The slower a generator is driven, the more field excitation it must have in order to maintain its full-load capability. And, because slower speeds involve operating more deeply into the magnetic-saturation region of the pole structures, the voltage regulation of the shunt and the cumulative compound generators improves. (That of the differential compound generator, already bad, becomes worse; however, its constant-current characteristic improves.) Driving a genera tor below its rated speed might not always prove to be a desirable trade-off because the efficiency decreases.
Some unique aspects of modern permanent-magnet motors

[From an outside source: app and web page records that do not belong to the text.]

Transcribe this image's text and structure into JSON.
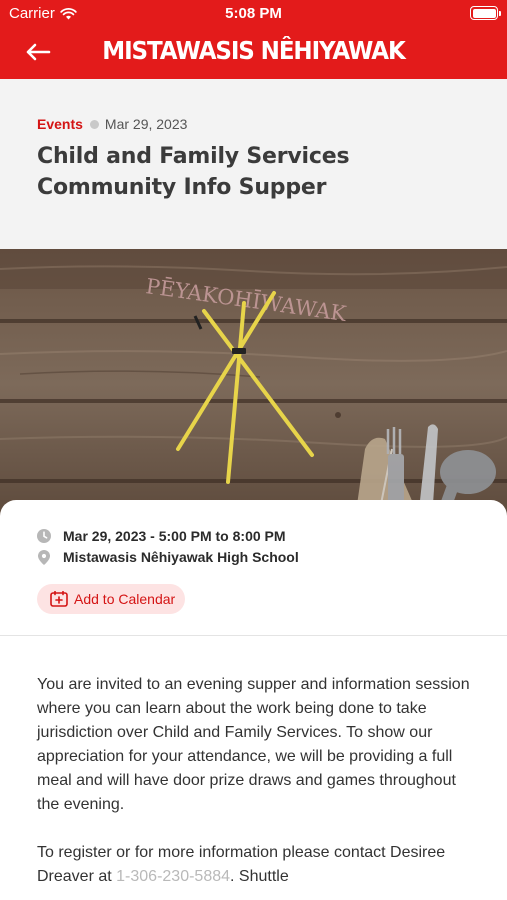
{
  "status_bar": {
    "carrier": "Carrier",
    "time": "5:08 PM"
  },
  "nav": {
    "title": "MISTAWASIS NÊHIYAWAK",
    "back_icon": "arrow-left-icon"
  },
  "post": {
    "category": "Events",
    "date": "Mar 29, 2023",
    "title": "Child and Family Services Community Info Supper"
  },
  "hero": {
    "logo_text": "PĒYAKOHĪWAWAK"
  },
  "event": {
    "datetime": "Mar 29, 2023 - 5:00 PM to 8:00 PM",
    "location": "Mistawasis Nêhiyawak High School",
    "add_to_calendar": "Add to Calendar"
  },
  "description": {
    "paragraph1": "You are invited to an evening supper and information session where you can learn about the work being done to take jurisdiction over Child and Family Services. To show our appreciation for your attendance, we will be providing a full meal and will have door prize draws and games throughout the evening.",
    "paragraph2_start": "To register or for more information please contact Desiree Dreaver at ",
    "phone": "1-306-230-5884",
    "paragraph2_end": ". Shuttle"
  },
  "colors": {
    "brand_red": "#e31b1b",
    "accent_text_red": "#d41414",
    "pill_bg": "#fde3e3"
  }
}
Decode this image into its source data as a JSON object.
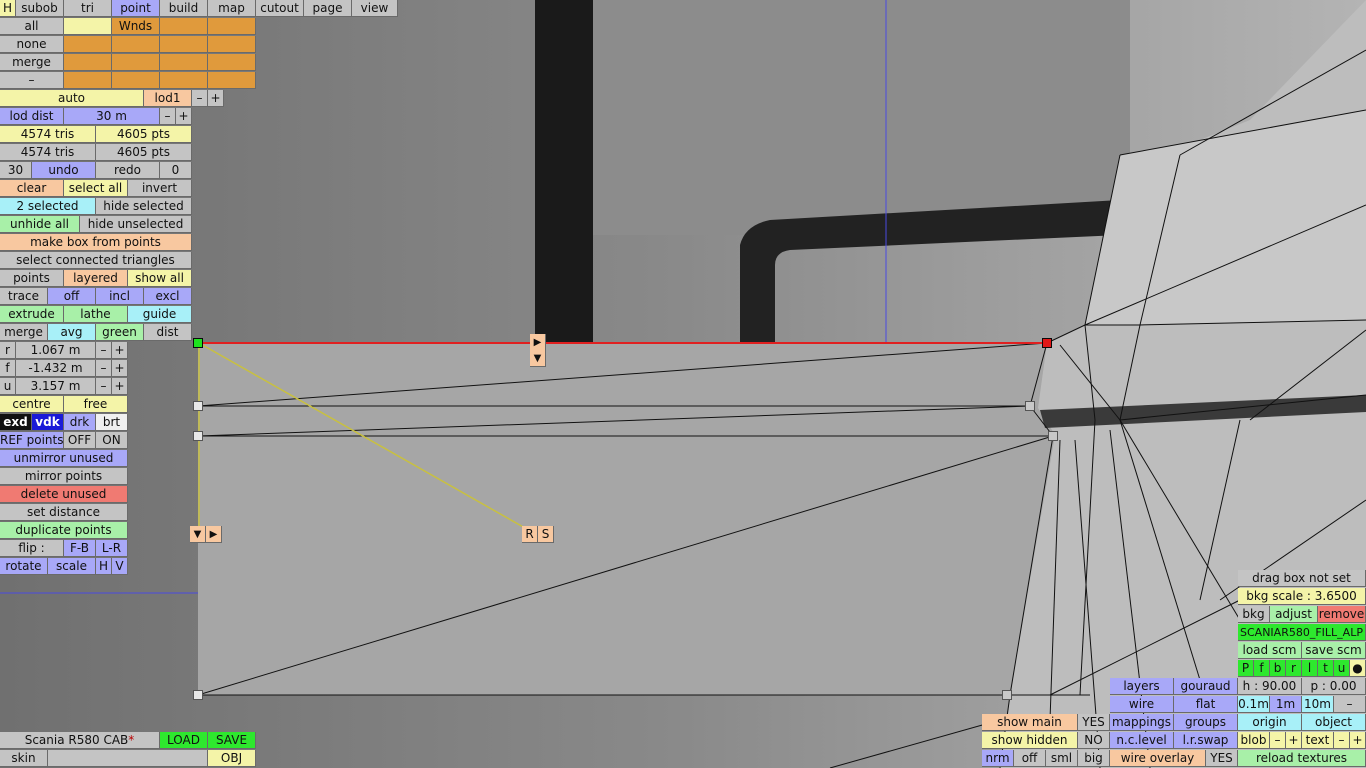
{
  "toolbar": {
    "tabs": [
      "H",
      "subob",
      "tri",
      "point",
      "build",
      "map",
      "cutout",
      "page",
      "view"
    ],
    "active_tab": "point"
  },
  "subobject": {
    "all": "all",
    "none": "none",
    "merge": "merge",
    "dash": "–",
    "wnds": "Wnds"
  },
  "lod": {
    "auto": "auto",
    "lod1": "lod1",
    "minus": "–",
    "plus": "+",
    "lod_dist_label": "lod dist",
    "lod_dist_value": "30 m"
  },
  "counts": {
    "tris_1": "4574 tris",
    "pts_1": "4605 pts",
    "tris_2": "4574 tris",
    "pts_2": "4605 pts"
  },
  "history": {
    "undo_count": "30",
    "undo": "undo",
    "redo": "redo",
    "redo_count": "0"
  },
  "selection": {
    "clear": "clear",
    "select_all": "select all",
    "invert": "invert",
    "selected": "2 selected",
    "hide_selected": "hide selected",
    "unhide_all": "unhide all",
    "hide_unselected": "hide unselected",
    "make_box": "make box from points",
    "select_connected": "select connected triangles"
  },
  "modes": {
    "points": "points",
    "layered": "layered",
    "show_all": "show all",
    "trace": "trace",
    "off": "off",
    "incl": "incl",
    "excl": "excl",
    "extrude": "extrude",
    "lathe": "lathe",
    "guide": "guide",
    "merge": "merge",
    "avg": "avg",
    "green": "green",
    "dist": "dist"
  },
  "coords": {
    "r_label": "r",
    "r_value": "1.067 m",
    "f_label": "f",
    "f_value": "-1.432 m",
    "u_label": "u",
    "u_value": "3.157 m",
    "minus": "–",
    "plus": "+"
  },
  "tools": {
    "centre": "centre",
    "free": "free",
    "exd": "exd",
    "vdk": "vdk",
    "drk": "drk",
    "brt": "brt",
    "ref_points": "REF points",
    "ref_off": "OFF",
    "ref_on": "ON",
    "unmirror_unused": "unmirror unused",
    "mirror_points": "mirror points",
    "delete_unused": "delete unused",
    "set_distance": "set distance",
    "duplicate_points": "duplicate points",
    "flip": "flip :",
    "fb": "F-B",
    "lr": "L-R",
    "rotate": "rotate",
    "scale": "scale",
    "h": "H",
    "v": "V"
  },
  "file": {
    "name": "Scania R580 CAB",
    "modified_mark": "*",
    "load": "LOAD",
    "save": "SAVE",
    "skin": "skin",
    "obj": "OBJ"
  },
  "viewport_markers": {
    "arrow_right": "▶",
    "arrow_down": "▼",
    "r": "R",
    "s": "S"
  },
  "right_panel": {
    "drag_box": "drag box not set",
    "bkg_scale": "bkg scale : 3.6500",
    "bkg": "bkg",
    "adjust": "adjust",
    "remove": "remove",
    "fill_name": "SCANIAR580_FILL_ALP",
    "load_scm": "load scm",
    "save_scm": "save scm",
    "views": [
      "P",
      "f",
      "b",
      "r",
      "l",
      "t",
      "u",
      "●"
    ],
    "h": "h : 90.00",
    "p": "p : 0.00",
    "step_01": "0.1m",
    "step_1": "1m",
    "step_10": "10m",
    "step_minus": "–",
    "origin": "origin",
    "object": "object",
    "blob": "blob",
    "text": "text",
    "minus": "–",
    "plus": "+",
    "reload_textures": "reload textures"
  },
  "display": {
    "layers": "layers",
    "gouraud": "gouraud",
    "wire": "wire",
    "flat": "flat",
    "mappings": "mappings",
    "groups": "groups",
    "nc_level": "n.c.level",
    "lr_swap": "l.r.swap",
    "wire_overlay": "wire overlay",
    "wire_overlay_state": "YES",
    "show_main": "show main",
    "show_main_state": "YES",
    "show_hidden": "show hidden",
    "show_hidden_state": "NO",
    "nrm": "nrm",
    "off": "off",
    "sml": "sml",
    "big": "big"
  },
  "colors": {
    "grey": "#c4c4c4",
    "yellow": "#f4f4a8",
    "purple": "#a8a8f8",
    "peach": "#f8c8a0",
    "green": "#a8f0a8",
    "cyan": "#a8f0f8",
    "orange": "#e09a3c",
    "red": "#f07a72",
    "lime": "#2ee82e"
  }
}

At first glance, the characteristics of the shunt-wound motor and the permanent- magnet motor might appear to be similar. It would seem to make little difference to the armature current whether it interacted with a field produced by an electromagnet or a permanent magnet. Indeed, many motor control circuits allow the option of using either of these dc motors.

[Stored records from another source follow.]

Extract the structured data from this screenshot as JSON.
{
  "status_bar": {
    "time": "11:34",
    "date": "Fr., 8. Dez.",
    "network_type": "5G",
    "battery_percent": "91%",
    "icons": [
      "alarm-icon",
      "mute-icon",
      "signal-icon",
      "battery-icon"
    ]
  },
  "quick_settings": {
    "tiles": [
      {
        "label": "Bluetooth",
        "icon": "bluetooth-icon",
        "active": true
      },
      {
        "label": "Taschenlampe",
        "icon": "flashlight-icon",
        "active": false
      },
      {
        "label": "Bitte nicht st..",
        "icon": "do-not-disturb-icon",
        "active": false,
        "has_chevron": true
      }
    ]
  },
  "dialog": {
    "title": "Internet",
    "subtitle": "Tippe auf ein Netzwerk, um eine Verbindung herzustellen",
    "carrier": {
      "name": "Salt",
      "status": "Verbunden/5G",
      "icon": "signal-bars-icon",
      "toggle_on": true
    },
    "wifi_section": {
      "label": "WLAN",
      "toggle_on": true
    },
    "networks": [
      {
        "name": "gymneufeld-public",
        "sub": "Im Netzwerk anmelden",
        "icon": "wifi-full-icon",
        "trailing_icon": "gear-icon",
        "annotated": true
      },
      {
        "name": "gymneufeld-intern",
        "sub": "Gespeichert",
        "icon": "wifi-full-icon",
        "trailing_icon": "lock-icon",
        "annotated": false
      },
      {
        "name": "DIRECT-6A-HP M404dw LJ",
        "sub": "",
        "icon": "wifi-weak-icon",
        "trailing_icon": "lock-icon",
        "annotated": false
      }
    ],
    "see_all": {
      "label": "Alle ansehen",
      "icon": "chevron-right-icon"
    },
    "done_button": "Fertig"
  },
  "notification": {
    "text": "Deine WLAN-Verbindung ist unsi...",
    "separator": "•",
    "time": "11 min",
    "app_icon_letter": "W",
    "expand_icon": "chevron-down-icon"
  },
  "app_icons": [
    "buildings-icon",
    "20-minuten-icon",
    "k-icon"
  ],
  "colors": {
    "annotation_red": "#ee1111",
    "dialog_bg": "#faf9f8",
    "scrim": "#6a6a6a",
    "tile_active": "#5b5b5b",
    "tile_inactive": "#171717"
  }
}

However, there are important differences. Some of these differences are not indicated in older texts and handbooks. For example, it was once commonly held that the permanent-magnet motor was suitable for applications where greater size and weight were not objectionable. Because of modem magnetic materials, this situation is now reversed. FIG. 20 shows the relative frame sizes of a 1/4-hp permanent magnet motor with its ferrite-ceramic poles and a shunt-wound motor of the same horsepower rating. Various alloys of Alnico magnet material are also used in motors.

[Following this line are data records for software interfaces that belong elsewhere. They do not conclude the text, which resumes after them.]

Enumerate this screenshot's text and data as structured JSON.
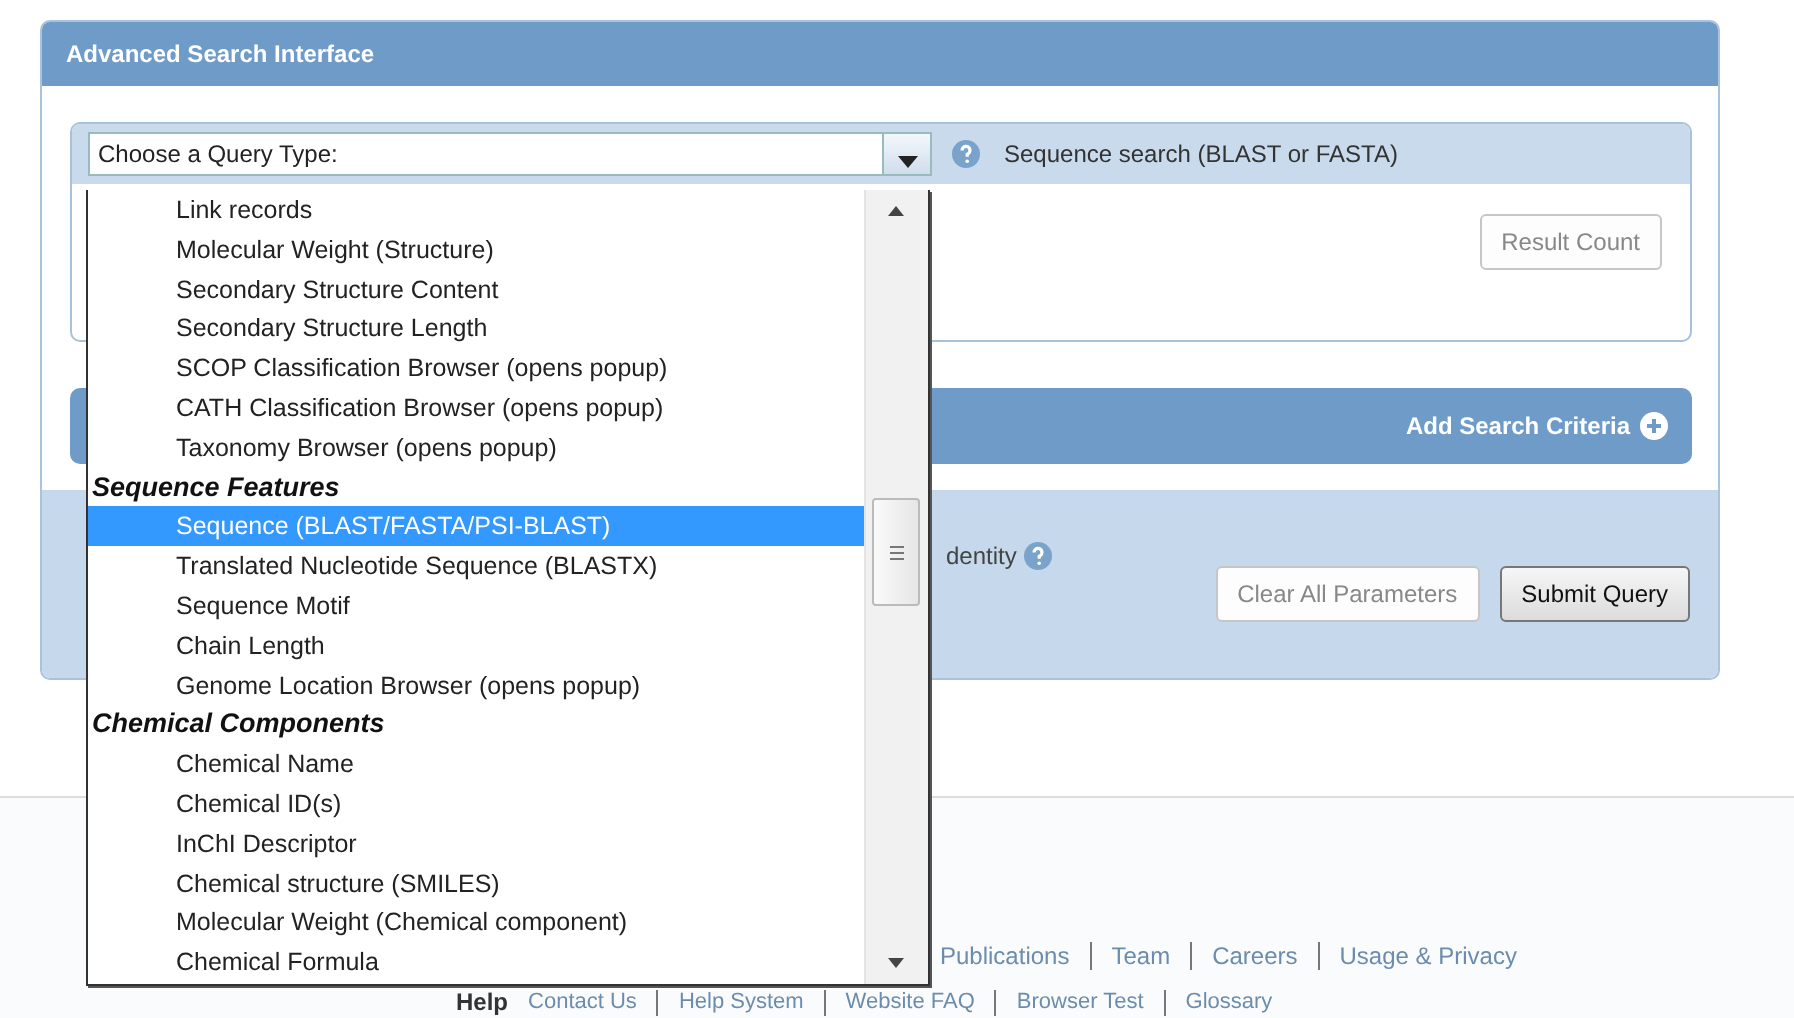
{
  "panel": {
    "title": "Advanced Search Interface"
  },
  "query": {
    "select_value": "Choose a Query Type:",
    "description": "Sequence search (BLAST or FASTA)",
    "result_button": "Result Count"
  },
  "add_criteria": "Add Search Criteria",
  "options_area": {
    "label": "dentity",
    "buttons": [
      {
        "label": "Clear All Parameters",
        "kind": "secondary"
      },
      {
        "label": "Submit Query",
        "kind": "primary"
      }
    ]
  },
  "dropdown": {
    "items": [
      {
        "kind": "option",
        "label": "Link records",
        "selected": false
      },
      {
        "kind": "option",
        "label": "Molecular Weight (Structure)",
        "selected": false
      },
      {
        "kind": "option",
        "label": "Secondary Structure Content",
        "selected": false
      },
      {
        "kind": "option",
        "label": "Secondary Structure Length",
        "selected": false
      },
      {
        "kind": "option",
        "label": "SCOP Classification Browser  (opens popup)",
        "selected": false
      },
      {
        "kind": "option",
        "label": "CATH Classification Browser  (opens popup)",
        "selected": false
      },
      {
        "kind": "option",
        "label": "Taxonomy Browser  (opens popup)",
        "selected": false
      },
      {
        "kind": "group",
        "label": "Sequence Features",
        "selected": false
      },
      {
        "kind": "option",
        "label": "Sequence (BLAST/FASTA/PSI-BLAST)",
        "selected": true
      },
      {
        "kind": "option",
        "label": "Translated Nucleotide Sequence (BLASTX)",
        "selected": false
      },
      {
        "kind": "option",
        "label": "Sequence Motif",
        "selected": false
      },
      {
        "kind": "option",
        "label": "Chain Length",
        "selected": false
      },
      {
        "kind": "option",
        "label": "Genome Location Browser  (opens popup)",
        "selected": false
      },
      {
        "kind": "group",
        "label": "Chemical Components",
        "selected": false
      },
      {
        "kind": "option",
        "label": "Chemical Name",
        "selected": false
      },
      {
        "kind": "option",
        "label": "Chemical ID(s)",
        "selected": false
      },
      {
        "kind": "option",
        "label": "InChI Descriptor",
        "selected": false
      },
      {
        "kind": "option",
        "label": "Chemical structure (SMILES)",
        "selected": false
      },
      {
        "kind": "option",
        "label": "Molecular Weight (Chemical component)",
        "selected": false
      },
      {
        "kind": "option",
        "label": "Chemical Formula",
        "selected": false
      }
    ]
  },
  "footer": {
    "links": [
      "Publications",
      "Team",
      "Careers",
      "Usage & Privacy"
    ],
    "help_heading": "Help",
    "help_links": [
      "Contact Us",
      "Help System",
      "Website FAQ",
      "Browser Test",
      "Glossary"
    ]
  }
}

In general, the permanent-magnet motor tends to be smaller in size, lighter in weight, more efficient, and more reliable than its shunt-wound counterpart. This statement could not have been made just a few years ago when the first ceramic-field motors were used in toys and other noncritical applications. The earlier steel-magnet motors suffered in reliability because of their susceptibility to demagnetization.
FIG. 21A compares the speed/torque relationships for the two types of motors. The fact that the rated 1/4-hp output is developed at somewhat different shaft speeds is not of appreciable consequence in this comparison. Those accustomed to the general nature of the speed/torque relationship in shunt-wound motors are often startled by the greatly extended characteristics of the permanent-magnet motor. For example, in FIG. 21A the linear slope of speed regulation continues right down to standstill as more torque is extracted by the mechanical load. This implies that the permanent-magnet motor has a starting-torque capability several times that of its shunt-wound counterpart. Additionally, the speed as a function of load is easier to predict. This is even more clearly shown in FIG. 21B where the armature is subjected to various voltages.
The surprising performance differences in permanent-magnet motors stem from the much smaller effect of armature reaction on field strength. The high coercive force of modem magnetic materials is primarily responsible for this.
A. Comparison of the permanent-magnet motor and a shunt-wound motor. B. Speed/torque relationships of a permanent-magnet motor for various armature voltages.